Was there any particular book that stands out in your memory from when you were a teenager?
It took me a while to get into this reading malarkey as a teenager, but once I did I read lots and lots and lots of horror. Stephen King, Clive Barker, HP Lovecraft, Ray Bradbury. I also often talk about a writer called Robert Westall, saying he was the author who first got me into books. He's probably best known for his novels aimed at teenagers, but have a look at his short stories too. He wrote some brilliant ghost and horror stories. There were two huge life-changing books for me when I was a teenager (books can change lives, homework never does):
- The Machine Gunners by Robert Westall. This was the book I read when I was 12, the one that made me a reader and ultimately a writer.
- Something Wicked This Way Comes by Ray Bradbury. I read it when I was 15 (and 21, 27, 32, 35, 40). I have to buy this book again and again because I keep giving it away to other people to read. It’s a horror story that’s deeply moving, totally immersive, brimming with insight, beautifully written and scary as hell!
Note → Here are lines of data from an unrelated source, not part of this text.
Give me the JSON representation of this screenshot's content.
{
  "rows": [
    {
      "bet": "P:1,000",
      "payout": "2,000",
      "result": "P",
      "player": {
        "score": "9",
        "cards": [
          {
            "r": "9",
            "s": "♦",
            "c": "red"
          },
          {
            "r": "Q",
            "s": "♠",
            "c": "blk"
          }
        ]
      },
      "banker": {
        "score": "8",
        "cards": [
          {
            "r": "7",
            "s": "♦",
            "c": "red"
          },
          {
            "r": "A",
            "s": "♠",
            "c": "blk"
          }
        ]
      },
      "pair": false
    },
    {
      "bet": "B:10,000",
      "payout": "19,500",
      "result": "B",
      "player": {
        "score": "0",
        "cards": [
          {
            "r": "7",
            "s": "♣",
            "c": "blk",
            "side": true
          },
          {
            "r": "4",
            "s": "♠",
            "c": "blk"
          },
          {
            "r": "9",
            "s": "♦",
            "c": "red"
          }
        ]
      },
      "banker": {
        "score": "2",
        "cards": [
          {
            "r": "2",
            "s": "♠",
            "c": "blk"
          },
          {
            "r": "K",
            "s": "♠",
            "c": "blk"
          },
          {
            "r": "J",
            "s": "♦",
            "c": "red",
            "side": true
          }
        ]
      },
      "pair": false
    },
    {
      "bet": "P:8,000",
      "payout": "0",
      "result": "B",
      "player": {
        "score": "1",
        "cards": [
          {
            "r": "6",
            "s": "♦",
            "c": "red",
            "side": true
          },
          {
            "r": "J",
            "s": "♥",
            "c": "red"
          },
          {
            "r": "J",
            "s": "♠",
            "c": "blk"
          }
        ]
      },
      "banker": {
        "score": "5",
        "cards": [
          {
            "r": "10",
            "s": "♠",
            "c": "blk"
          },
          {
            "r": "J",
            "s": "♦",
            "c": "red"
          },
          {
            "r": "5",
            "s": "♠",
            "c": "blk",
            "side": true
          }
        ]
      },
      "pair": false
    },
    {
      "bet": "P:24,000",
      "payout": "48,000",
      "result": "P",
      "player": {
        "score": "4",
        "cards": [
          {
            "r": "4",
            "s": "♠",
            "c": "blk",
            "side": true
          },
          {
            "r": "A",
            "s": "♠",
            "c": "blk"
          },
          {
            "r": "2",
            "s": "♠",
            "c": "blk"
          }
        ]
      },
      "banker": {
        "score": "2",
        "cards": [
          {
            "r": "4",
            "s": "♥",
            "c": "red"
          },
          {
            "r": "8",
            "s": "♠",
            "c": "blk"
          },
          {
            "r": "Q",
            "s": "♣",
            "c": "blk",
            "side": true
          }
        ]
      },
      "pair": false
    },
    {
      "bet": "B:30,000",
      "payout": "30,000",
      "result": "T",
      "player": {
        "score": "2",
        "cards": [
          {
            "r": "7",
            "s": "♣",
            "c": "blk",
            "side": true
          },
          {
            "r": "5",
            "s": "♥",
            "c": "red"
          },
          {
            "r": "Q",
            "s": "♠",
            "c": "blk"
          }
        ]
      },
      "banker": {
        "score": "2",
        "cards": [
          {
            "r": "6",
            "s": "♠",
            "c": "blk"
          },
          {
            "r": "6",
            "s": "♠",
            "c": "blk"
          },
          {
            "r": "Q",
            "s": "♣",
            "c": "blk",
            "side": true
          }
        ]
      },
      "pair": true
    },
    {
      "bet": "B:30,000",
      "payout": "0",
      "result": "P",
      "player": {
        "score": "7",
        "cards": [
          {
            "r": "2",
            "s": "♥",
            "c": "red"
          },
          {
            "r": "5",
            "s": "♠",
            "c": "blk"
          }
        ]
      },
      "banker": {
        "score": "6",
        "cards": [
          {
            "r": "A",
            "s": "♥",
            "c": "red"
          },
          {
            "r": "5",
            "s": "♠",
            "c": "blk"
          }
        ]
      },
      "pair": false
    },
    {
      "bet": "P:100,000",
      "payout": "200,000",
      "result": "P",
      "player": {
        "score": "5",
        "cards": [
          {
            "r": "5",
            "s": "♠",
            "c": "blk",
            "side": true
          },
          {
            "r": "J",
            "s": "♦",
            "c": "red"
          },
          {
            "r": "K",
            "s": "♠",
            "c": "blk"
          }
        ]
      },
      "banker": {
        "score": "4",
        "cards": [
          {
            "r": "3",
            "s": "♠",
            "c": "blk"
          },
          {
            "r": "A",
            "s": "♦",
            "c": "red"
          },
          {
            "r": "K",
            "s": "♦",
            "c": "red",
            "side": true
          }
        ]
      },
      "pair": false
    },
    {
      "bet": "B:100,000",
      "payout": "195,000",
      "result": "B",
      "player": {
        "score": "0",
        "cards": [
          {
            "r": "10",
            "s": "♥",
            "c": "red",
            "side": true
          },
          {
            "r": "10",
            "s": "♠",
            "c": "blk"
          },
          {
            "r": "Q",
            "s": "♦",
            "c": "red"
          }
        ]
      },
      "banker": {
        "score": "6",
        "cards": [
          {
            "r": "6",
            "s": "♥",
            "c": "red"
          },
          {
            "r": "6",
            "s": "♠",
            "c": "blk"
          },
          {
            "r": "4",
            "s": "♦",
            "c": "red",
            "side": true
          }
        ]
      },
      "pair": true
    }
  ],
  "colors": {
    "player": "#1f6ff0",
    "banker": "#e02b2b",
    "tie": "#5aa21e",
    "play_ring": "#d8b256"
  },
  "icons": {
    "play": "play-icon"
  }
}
It’s weird, that after just writing about those two books now, I’ve suddenly realised how much The Last Soldier falls almost halfway between them. It’s very different to either of them, certainly not trying to imitate them, but all of a sudden I can see a couple of parallels.
What have you got in the pipeline?
I've got a couple of longer novels on the go right now and I've genuinely got no idea which one I'm going to finish first. One day I'm writing a psychological horror story about Marshall Will who almost accidentally finds himself out of control and out of his depth, which is called The Flyswallower. And the next day I'm writing a story about writing stories, about fiction and reality crashing together, which is called The Brendan Rewrites. I wish I could decide which one I like best, which one to stick with. Fingers crossed I at least manage to finish one of them soon...